We're chuffed (a rather English term that means 'rapt'; a rather Australian term that means 'pleased and excited') to see how many Ninjas out there are actively developing Drivers for the Ninja Platform.
The step from making a Driver work within your own development environment to making it work for anybody is a larger one than most would expect. One crucial step in that respect is deploying your code somewhere that is publically accessible. Git is not the only version control system out there, nor is github the only hosted repository, but it's the one we use, and as such will be the focus of this How-To.
If you're going to work with exclusively open source projects, then github.com is free to use. Pick an ironic username (unlike my literal one- I'm @justy. Should have made it 'bitblatter' or somesuch.) and sign up young (wo)man!
One aspect of the process of deploying code to github that can be vexxing (and this can be a real dealbreaker for some) is that of generating SSH keys. A guide https://help.github.com/articles/generating-ssh-keys is provided to help you through this. Anybody can clone a public repository but if you're going to go into the publishing business, you have to have creds. Credentials allow you to push your code changes back to the repo. Without them, it's a one way street, and that's not very share-y.
As you'll read on github.com after you've created a new repository, you can approach things in one of two ways.
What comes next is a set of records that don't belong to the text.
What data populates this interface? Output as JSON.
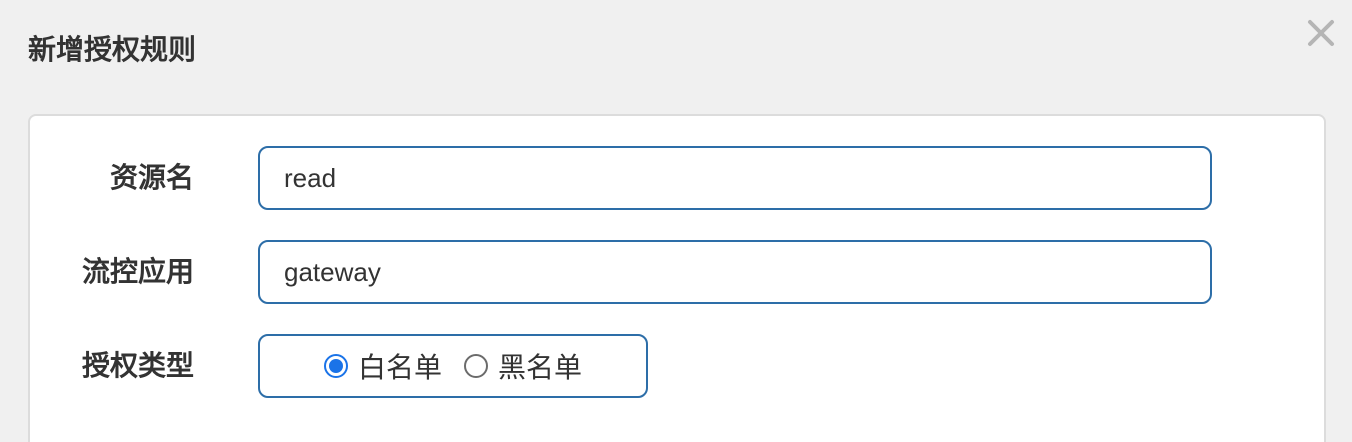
{
  "dialog": {
    "title": "新增授权规则",
    "close_icon": "close-icon"
  },
  "form": {
    "resource_name": {
      "label": "资源名",
      "value": "read"
    },
    "limit_app": {
      "label": "流控应用",
      "value": "gateway"
    },
    "auth_type": {
      "label": "授权类型",
      "options": [
        {
          "label": "白名单",
          "checked": true
        },
        {
          "label": "黑名单",
          "checked": false
        }
      ]
    }
  },
  "colors": {
    "accent": "#2d6ea8",
    "radio_checked": "#1a73e8",
    "background": "#f0f0f0",
    "panel": "#ffffff"
  }
}
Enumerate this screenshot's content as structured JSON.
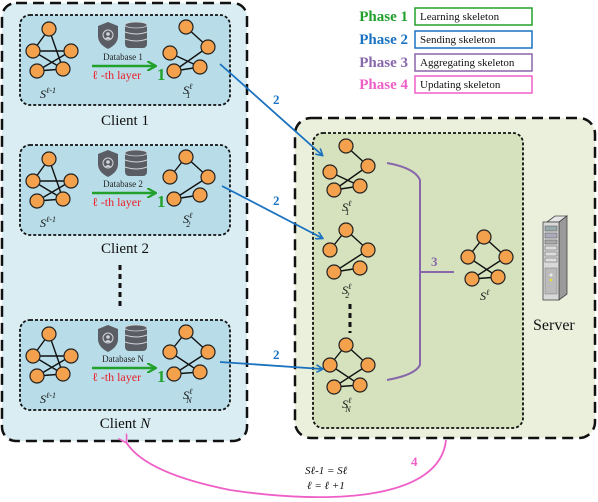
{
  "legend": [
    {
      "phase": "Phase 1",
      "description": "Learning skeleton",
      "color": "#22a02c"
    },
    {
      "phase": "Phase 2",
      "description": "Sending skeleton",
      "color": "#1a72c0"
    },
    {
      "phase": "Phase 3",
      "description": "Aggregating skeleton",
      "color": "#8866aa"
    },
    {
      "phase": "Phase 4",
      "description": "Updating skeleton",
      "color": "#ef5fc8"
    }
  ],
  "clients": [
    {
      "name": "Client 1",
      "database": "Database 1",
      "layer": "ℓ -th layer",
      "step": "1",
      "input_symbol": "S",
      "input_sup": "ℓ-1",
      "output_symbol": "S",
      "output_sup": "ℓ",
      "output_sub": "1"
    },
    {
      "name": "Client 2",
      "database": "Database 2",
      "layer": "ℓ -th layer",
      "step": "1",
      "input_symbol": "S",
      "input_sup": "ℓ-1",
      "output_symbol": "S",
      "output_sup": "ℓ",
      "output_sub": "2"
    },
    {
      "name": "Client N",
      "database": "Database N",
      "layer": "ℓ -th layer",
      "step": "1",
      "input_symbol": "S",
      "input_sup": "ℓ-1",
      "output_symbol": "S",
      "output_sup": "ℓ",
      "output_sub": "N"
    }
  ],
  "client_N_name_parts": {
    "prefix": "Client ",
    "italic": "N"
  },
  "send_step": "2",
  "aggregate_step": "3",
  "update_step": "4",
  "server": {
    "label": "Server",
    "received": [
      {
        "symbol": "S",
        "sup": "ℓ",
        "sub": "1"
      },
      {
        "symbol": "S",
        "sup": "ℓ",
        "sub": "2"
      },
      {
        "symbol": "S",
        "sup": "ℓ",
        "sub": "N"
      }
    ],
    "aggregated": {
      "symbol": "S",
      "sup": "ℓ"
    }
  },
  "update_equations": {
    "line1": "Sℓ-1 = Sℓ",
    "line2": "ℓ = ℓ +1"
  },
  "colors": {
    "node_fill": "#f4a14d",
    "client_panel": "#d9edf3",
    "client_inner": "#b8dde8",
    "server_panel": "#eaf0dc",
    "server_inner": "#d5e2bd",
    "icon_gray": "#5a5d63"
  }
}
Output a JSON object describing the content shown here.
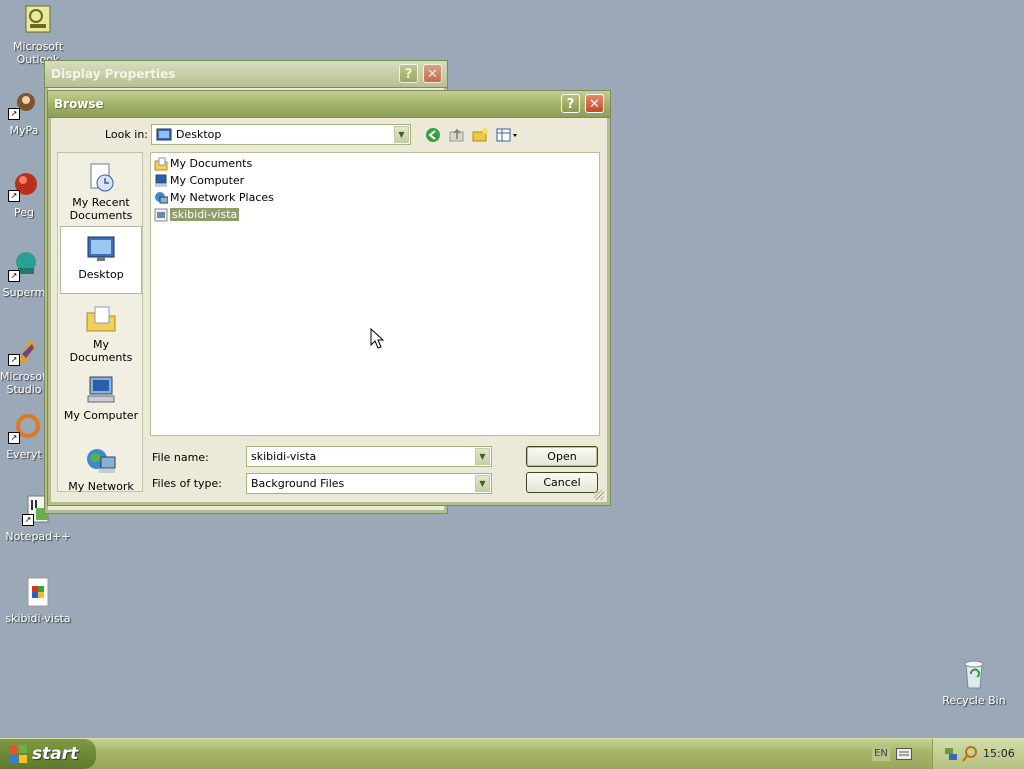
{
  "desktop": {
    "icons": [
      {
        "label": "Microsoft Outlook"
      },
      {
        "label": "MyPa"
      },
      {
        "label": "Peg"
      },
      {
        "label": "Superm"
      },
      {
        "label": "Microsoft Studio"
      },
      {
        "label": "Everyt"
      },
      {
        "label": "Notepad++"
      },
      {
        "label": "skibidi-vista"
      },
      {
        "label": "Recycle Bin"
      }
    ]
  },
  "display_properties": {
    "title": "Display Properties",
    "help": "?",
    "close": "✕"
  },
  "browse": {
    "title": "Browse",
    "help": "?",
    "close": "✕",
    "look_in_label": "Look in:",
    "look_in_value": "Desktop",
    "places": [
      {
        "label": "My Recent Documents"
      },
      {
        "label": "Desktop"
      },
      {
        "label": "My Documents"
      },
      {
        "label": "My Computer"
      },
      {
        "label": "My Network"
      }
    ],
    "files": [
      {
        "name": "My Documents"
      },
      {
        "name": "My Computer"
      },
      {
        "name": "My Network Places"
      },
      {
        "name": "skibidi-vista"
      }
    ],
    "file_name_label": "File name:",
    "file_name_value": "skibidi-vista",
    "files_of_type_label": "Files of type:",
    "files_of_type_value": "Background Files",
    "open_label": "Open",
    "cancel_label": "Cancel"
  },
  "taskbar": {
    "start_label": "start",
    "language": "EN",
    "clock": "15:06"
  },
  "colors": {
    "accent": "#a3b26a",
    "desktop": "#9aa8b8",
    "selection": "#8f9d6a"
  }
}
Either you're starting from scratch code-wise, and you want to start committing and pushing changes as you start, or else you've already written your shiny Driver, and you just want to get it onto github. Put another way, either you have no repo yet, or you do.
Let's focus on the second option as it's the likely the most helpful to you. Here's a step-by-step guide to doing exactly that. The steps will include some best practices.
Remember it's entirely possible to create a git repo and work with it without it being hosted on github. If you haven't initialised a git repository, cd into the directory where your code is located and do a:
(Don't do this if you have already- you'll lose your commit messages.) Later in these steps we'll cover how to associate your repo with the one you create in github.
Get a directory listing and if you don't see a README.anything (I use Markdown- README.md) then create one! To quote the Governator, DO IT NOW!! If you're going to share your code with other people (and that definition includes yourself six months from now) those people will be very thankful you gave them at least a clue of what your Driver does and how it should be installed, etc. Conversely, those people will curse your name and there will be no stars or followers for you should you neglect to do so.
Make the README informative. Here's a reasonable outline; let's assume your username is "wwisherjnr" and your driver is called "t1000".
This Driver is written to run either on the Ninja Block (Ubuntu) or on the client running on Mac OS X. Sorry, Windows isn't supported anymore after the blue screen of (literal) death unpleasantness of last time. (If anyone knows a good lawyer pls. message me). All T-1000 models are supported.
You should then see a series of new Widgets appear on your Dashboard
Widgets: The T-1000 controller widget gives you access to all of your robot's important statistics, including kill-count, current form and star sign. You may also control your robot using the simple on-screen directional joystick and action buttons. A pair of camera widgets will also appear, allowing you to see through the eyes of your robot as it performs its tasks, you sick so and so.
Rules: Actions work as you'd expect, allowing Rules of the form "When PIR motion detected, morph into target" and "Tweet kill-count".
As mentioned, there's no Windows support at the moment. Under certain circumstances, (especially under low robot power) you may lose the feed to your T-1000's eye cameras. It's probably a good idea to issue a 'sleep' command if this happens.
Commit your changes; in this case the README file.
git commit -a -m "Edit README"
Associate your repo with the one you created on github
git remote add origin email@example.com:wwisherjnr/t1000.git
Then push to github.
git push -u origin master
Pretend you're a new User and clone your own repo. Go to another location on your hard drive and follow your own installation steps. In the case of Ninja Block Drivers this will involve duplication of the client, so bear that in mind. Clone the client and start from there so that you're reproducing as closely as possible the conditions your Users will have.
Test, test, and test again. Try and install your Driver in an entirely new environment, for example a friend's block. If you've only tested your Driver on an actual Ninja Block, try it from a computer, for example on OS X and see what happens in that context.